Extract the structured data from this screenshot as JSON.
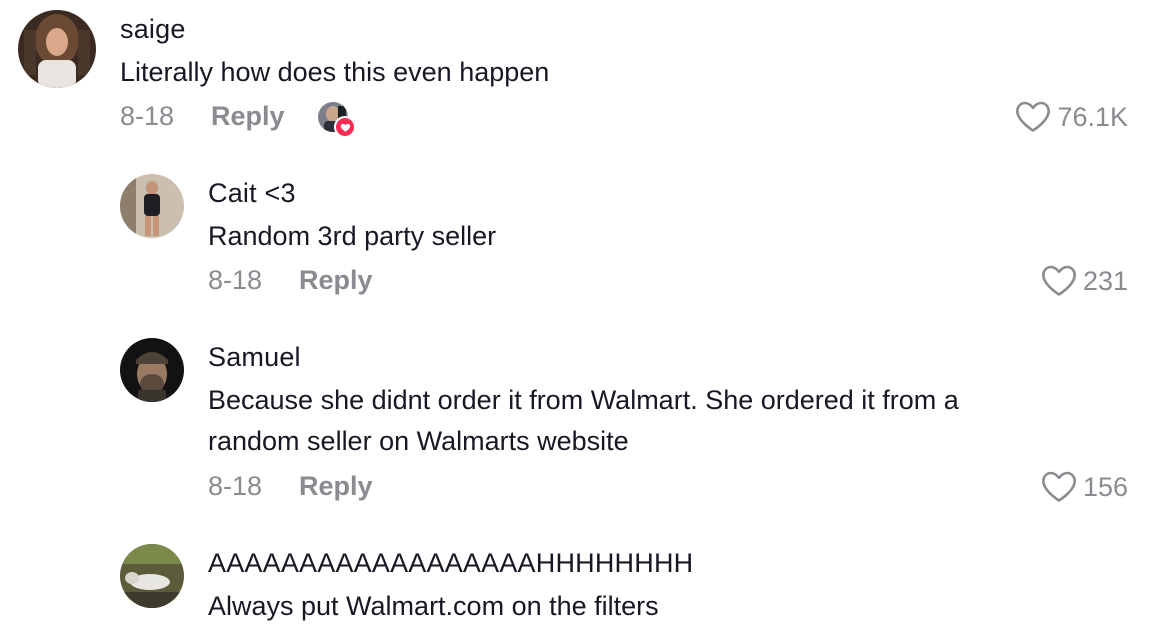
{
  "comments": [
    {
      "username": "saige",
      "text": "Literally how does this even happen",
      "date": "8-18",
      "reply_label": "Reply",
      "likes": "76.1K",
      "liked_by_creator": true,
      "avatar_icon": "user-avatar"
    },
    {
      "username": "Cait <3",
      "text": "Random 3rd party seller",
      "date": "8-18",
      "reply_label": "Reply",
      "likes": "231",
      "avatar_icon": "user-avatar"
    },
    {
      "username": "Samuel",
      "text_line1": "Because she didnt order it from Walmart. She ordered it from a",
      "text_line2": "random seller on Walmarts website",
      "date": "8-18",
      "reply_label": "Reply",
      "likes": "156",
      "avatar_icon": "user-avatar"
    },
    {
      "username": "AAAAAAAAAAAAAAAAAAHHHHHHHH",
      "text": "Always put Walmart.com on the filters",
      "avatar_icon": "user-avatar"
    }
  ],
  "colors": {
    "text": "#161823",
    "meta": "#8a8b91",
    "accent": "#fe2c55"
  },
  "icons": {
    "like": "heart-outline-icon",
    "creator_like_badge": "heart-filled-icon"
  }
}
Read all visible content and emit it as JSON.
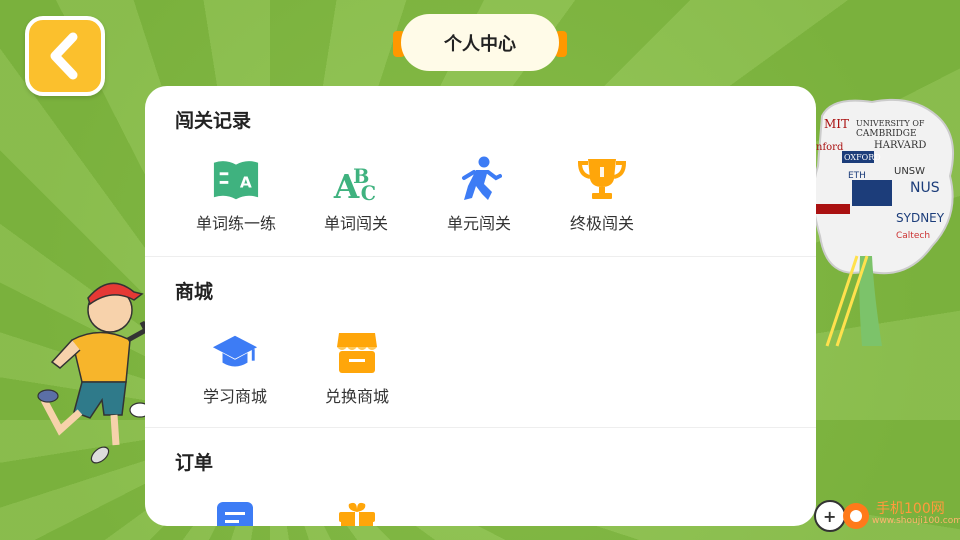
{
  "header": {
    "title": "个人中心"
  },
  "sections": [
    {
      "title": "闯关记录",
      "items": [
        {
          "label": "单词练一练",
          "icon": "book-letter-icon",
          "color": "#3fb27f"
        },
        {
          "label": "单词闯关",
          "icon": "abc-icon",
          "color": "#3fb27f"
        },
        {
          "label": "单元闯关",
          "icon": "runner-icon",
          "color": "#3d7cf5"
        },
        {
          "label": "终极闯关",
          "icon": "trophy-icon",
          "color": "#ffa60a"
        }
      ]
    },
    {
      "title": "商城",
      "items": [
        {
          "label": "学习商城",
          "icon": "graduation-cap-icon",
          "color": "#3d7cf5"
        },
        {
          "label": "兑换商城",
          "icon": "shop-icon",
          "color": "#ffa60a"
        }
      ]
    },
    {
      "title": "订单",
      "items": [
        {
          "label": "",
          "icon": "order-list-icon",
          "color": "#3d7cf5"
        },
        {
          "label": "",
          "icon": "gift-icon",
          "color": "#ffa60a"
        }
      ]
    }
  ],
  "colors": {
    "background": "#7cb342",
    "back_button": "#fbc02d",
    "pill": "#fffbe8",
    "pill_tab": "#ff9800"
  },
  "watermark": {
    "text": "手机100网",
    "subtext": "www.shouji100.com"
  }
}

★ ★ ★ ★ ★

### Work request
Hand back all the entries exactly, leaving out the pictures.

### Exercise answer
Extract the structured data from this screenshot as JSON.
{
  "comments": [
    {
      "username": "saige",
      "text": "Literally how does this even happen",
      "date": "8-18",
      "reply_label": "Reply",
      "likes": "76.1K",
      "liked_by_creator": true,
      "avatar_icon": "user-avatar"
    },
    {
      "username": "Cait <3",
      "text": "Random 3rd party seller",
      "date": "8-18",
      "reply_label": "Reply",
      "likes": "231",
      "avatar_icon": "user-avatar"
    },
    {
      "username": "Samuel",
      "text_line1": "Because she didnt order it from Walmart. She ordered it from a",
      "text_line2": "random seller on Walmarts website",
      "date": "8-18",
      "reply_label": "Reply",
      "likes": "156",
      "avatar_icon": "user-avatar"
    },
    {
      "username": "AAAAAAAAAAAAAAAAAAHHHHHHHH",
      "text": "Always put Walmart.com on the filters",
      "avatar_icon": "user-avatar"
    }
  ],
  "colors": {
    "text": "#161823",
    "meta": "#8a8b91",
    "accent": "#fe2c55"
  },
  "icons": {
    "like": "heart-outline-icon",
    "creator_like_badge": "heart-filled-icon"
  }
}
Read all visible content and emit it as JSON.
{
  "header": {
    "title": "个人中心"
  },
  "sections": [
    {
      "title": "闯关记录",
      "items": [
        {
          "label": "单词练一练",
          "icon": "book-letter-icon",
          "color": "#3fb27f"
        },
        {
          "label": "单词闯关",
          "icon": "abc-icon",
          "color": "#3fb27f"
        },
        {
          "label": "单元闯关",
          "icon": "runner-icon",
          "color": "#3d7cf5"
        },
        {
          "label": "终极闯关",
          "icon": "trophy-icon",
          "color": "#ffa60a"
        }
      ]
    },
    {
      "title": "商城",
      "items": [
        {
          "label": "学习商城",
          "icon": "graduation-cap-icon",
          "color": "#3d7cf5"
        },
        {
          "label": "兑换商城",
          "icon": "shop-icon",
          "color": "#ffa60a"
        }
      ]
    },
    {
      "title": "订单",
      "items": [
        {
          "label": "",
          "icon": "order-list-icon",
          "color": "#3d7cf5"
        },
        {
          "label": "",
          "icon": "gift-icon",
          "color": "#ffa60a"
        }
      ]
    }
  ],
  "colors": {
    "background": "#7cb342",
    "back_button": "#fbc02d",
    "pill": "#fffbe8",
    "pill_tab": "#ff9800"
  },
  "watermark": {
    "text": "手机100网",
    "subtext": "www.shouji100.com"
  }
}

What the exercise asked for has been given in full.